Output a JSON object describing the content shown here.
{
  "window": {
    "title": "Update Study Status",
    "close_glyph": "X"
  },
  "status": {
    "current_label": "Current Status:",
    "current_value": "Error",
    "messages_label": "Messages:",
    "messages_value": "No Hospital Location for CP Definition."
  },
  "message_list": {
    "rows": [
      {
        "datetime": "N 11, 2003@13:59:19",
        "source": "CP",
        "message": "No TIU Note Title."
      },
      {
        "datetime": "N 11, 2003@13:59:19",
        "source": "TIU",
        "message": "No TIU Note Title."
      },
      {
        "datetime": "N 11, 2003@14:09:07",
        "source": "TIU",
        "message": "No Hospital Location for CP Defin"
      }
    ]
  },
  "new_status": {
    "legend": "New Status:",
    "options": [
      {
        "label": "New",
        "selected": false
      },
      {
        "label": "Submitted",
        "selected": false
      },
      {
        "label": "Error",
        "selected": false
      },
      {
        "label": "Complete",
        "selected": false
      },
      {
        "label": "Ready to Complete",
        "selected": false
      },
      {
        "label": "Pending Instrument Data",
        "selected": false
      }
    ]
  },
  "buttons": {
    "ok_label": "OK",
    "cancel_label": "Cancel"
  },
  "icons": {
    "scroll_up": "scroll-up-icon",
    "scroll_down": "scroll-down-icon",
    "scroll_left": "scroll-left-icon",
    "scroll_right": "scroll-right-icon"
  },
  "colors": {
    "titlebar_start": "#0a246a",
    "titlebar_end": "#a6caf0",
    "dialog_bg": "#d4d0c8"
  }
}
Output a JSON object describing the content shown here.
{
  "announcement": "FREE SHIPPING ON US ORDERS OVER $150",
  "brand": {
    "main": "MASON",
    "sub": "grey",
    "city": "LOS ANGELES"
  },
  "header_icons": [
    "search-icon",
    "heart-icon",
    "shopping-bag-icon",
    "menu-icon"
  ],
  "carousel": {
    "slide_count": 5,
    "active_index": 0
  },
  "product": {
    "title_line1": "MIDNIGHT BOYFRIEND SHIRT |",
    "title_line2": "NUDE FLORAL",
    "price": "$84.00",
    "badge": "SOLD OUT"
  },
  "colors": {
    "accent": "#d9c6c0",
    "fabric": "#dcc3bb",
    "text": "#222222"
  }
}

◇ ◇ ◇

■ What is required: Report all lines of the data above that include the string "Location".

■ Expected answer:
    "messages_value": "No Hospital Location for CP Definition."
        "message": "No Hospital Location for CP Defin"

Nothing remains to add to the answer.